## [Problem statement]
Each line below containing the word "letter" needs to be shown.
————————
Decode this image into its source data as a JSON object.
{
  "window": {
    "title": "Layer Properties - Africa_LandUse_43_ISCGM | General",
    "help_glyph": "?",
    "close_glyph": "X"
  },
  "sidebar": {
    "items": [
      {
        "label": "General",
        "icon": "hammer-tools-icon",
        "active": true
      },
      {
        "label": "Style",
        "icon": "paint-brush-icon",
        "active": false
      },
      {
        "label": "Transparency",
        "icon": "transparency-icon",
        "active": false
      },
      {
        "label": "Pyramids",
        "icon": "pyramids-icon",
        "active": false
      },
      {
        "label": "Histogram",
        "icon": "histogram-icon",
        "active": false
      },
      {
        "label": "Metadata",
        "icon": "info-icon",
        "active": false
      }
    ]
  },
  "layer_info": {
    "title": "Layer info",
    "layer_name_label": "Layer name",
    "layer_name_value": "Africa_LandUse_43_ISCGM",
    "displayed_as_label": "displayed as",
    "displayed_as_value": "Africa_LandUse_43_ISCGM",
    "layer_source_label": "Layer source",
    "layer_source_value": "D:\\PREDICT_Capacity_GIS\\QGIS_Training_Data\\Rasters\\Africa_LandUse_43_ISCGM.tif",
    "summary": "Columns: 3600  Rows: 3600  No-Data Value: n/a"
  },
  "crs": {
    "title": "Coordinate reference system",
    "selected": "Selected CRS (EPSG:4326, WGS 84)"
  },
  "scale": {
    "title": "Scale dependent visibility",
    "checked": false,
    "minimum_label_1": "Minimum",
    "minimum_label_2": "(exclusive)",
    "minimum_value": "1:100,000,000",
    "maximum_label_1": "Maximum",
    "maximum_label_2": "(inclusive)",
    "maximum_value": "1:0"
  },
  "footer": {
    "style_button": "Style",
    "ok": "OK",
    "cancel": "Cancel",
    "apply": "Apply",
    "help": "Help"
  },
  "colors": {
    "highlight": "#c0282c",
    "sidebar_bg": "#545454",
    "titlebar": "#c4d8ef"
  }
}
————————
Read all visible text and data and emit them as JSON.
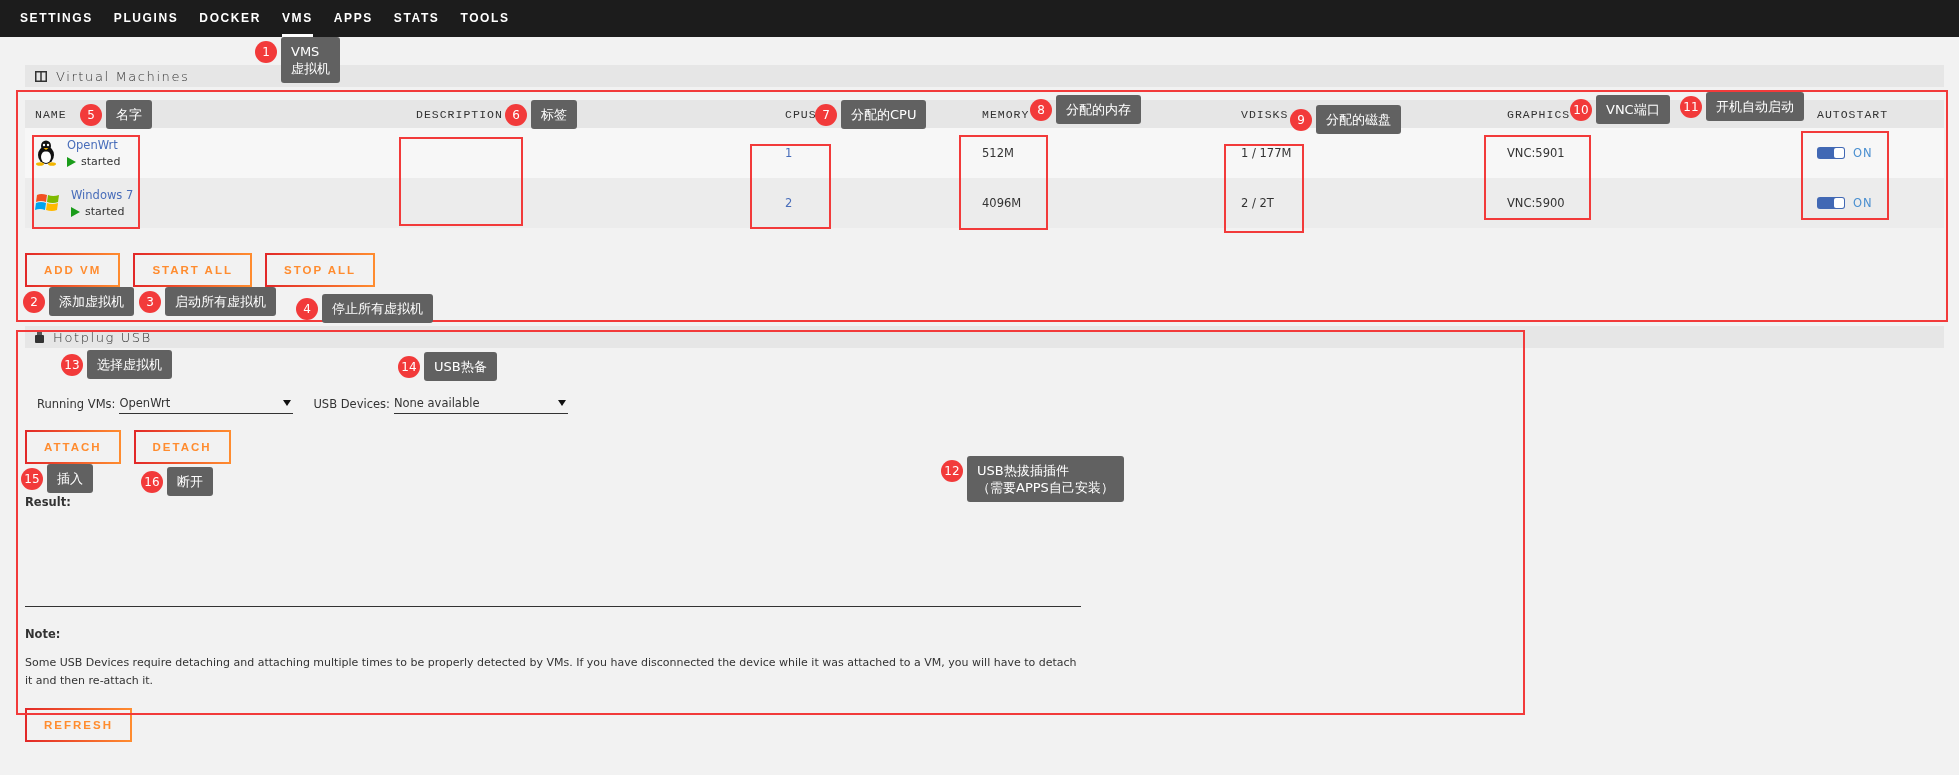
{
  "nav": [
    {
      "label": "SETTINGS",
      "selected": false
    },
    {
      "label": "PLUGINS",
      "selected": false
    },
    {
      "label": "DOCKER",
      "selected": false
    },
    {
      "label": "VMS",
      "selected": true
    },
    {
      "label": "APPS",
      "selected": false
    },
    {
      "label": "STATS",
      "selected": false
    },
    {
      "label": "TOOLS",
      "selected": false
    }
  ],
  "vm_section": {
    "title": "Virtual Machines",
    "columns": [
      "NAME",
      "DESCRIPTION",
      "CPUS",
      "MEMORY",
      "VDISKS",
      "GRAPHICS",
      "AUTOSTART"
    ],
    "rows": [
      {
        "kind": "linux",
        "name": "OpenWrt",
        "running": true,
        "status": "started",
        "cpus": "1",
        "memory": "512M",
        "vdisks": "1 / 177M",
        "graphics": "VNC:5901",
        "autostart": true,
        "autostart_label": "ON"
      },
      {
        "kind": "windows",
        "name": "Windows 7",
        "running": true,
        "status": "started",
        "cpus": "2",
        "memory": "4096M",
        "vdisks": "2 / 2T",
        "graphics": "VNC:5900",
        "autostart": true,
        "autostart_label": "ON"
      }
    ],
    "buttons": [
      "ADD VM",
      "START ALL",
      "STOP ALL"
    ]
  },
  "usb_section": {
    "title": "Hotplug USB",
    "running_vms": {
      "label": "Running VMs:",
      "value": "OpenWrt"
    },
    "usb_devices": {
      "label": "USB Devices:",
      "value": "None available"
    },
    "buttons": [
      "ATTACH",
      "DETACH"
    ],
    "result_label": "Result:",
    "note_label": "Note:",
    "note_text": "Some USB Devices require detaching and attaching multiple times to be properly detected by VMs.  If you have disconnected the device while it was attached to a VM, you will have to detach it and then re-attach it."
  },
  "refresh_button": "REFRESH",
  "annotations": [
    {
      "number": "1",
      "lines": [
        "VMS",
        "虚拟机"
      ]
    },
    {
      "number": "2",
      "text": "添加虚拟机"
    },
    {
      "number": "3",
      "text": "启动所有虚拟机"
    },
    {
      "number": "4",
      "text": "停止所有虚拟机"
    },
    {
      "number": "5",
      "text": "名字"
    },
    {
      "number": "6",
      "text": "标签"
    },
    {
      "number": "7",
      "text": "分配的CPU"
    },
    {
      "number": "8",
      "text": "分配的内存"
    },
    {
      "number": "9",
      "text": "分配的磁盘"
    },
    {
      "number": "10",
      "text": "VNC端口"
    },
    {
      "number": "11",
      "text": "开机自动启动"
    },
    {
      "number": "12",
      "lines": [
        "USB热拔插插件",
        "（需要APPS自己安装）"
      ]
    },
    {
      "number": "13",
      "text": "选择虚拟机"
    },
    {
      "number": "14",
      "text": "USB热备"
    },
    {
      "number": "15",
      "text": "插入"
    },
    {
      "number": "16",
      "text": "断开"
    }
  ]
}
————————
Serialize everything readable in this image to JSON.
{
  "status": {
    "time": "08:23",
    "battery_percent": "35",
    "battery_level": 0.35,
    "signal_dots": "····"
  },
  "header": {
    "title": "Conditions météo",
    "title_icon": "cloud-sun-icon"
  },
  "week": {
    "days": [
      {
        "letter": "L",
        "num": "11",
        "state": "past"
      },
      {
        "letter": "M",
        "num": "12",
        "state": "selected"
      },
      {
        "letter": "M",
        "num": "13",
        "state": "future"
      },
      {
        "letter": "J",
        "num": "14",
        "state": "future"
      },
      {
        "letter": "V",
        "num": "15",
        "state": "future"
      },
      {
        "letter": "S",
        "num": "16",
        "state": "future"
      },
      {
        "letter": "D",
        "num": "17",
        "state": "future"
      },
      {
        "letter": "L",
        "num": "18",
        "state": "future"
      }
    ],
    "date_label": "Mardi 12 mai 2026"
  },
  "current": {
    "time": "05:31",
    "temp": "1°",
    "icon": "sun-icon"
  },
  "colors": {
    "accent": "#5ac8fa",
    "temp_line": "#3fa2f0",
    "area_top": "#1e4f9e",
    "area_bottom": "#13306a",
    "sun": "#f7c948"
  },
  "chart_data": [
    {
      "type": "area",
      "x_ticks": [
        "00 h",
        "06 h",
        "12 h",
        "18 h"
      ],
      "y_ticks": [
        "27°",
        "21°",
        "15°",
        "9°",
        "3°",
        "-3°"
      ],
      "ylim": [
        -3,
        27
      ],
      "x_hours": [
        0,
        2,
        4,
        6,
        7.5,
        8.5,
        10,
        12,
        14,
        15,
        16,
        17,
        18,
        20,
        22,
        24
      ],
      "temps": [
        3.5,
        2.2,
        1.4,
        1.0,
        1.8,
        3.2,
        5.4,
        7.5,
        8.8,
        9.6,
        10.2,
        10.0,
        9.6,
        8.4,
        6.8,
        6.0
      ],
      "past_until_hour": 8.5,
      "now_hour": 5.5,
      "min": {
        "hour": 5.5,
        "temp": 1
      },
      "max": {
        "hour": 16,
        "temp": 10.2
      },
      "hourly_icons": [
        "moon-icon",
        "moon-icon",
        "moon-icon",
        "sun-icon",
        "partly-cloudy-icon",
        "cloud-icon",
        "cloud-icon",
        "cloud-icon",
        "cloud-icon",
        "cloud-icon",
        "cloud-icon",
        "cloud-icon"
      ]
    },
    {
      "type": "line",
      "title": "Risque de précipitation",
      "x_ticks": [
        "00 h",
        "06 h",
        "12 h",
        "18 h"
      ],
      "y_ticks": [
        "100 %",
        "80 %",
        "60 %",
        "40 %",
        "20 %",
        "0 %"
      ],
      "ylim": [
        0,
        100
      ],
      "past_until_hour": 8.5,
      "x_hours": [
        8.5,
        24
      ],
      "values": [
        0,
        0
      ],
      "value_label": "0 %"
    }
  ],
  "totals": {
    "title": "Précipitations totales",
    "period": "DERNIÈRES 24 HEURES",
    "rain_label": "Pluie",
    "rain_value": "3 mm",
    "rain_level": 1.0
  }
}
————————
## [Result]
        "letter": "L",
        "letter": "M",
        "letter": "M",
        "letter": "J",
        "letter": "V",
        "letter": "S",
        "letter": "D",
        "letter": "L",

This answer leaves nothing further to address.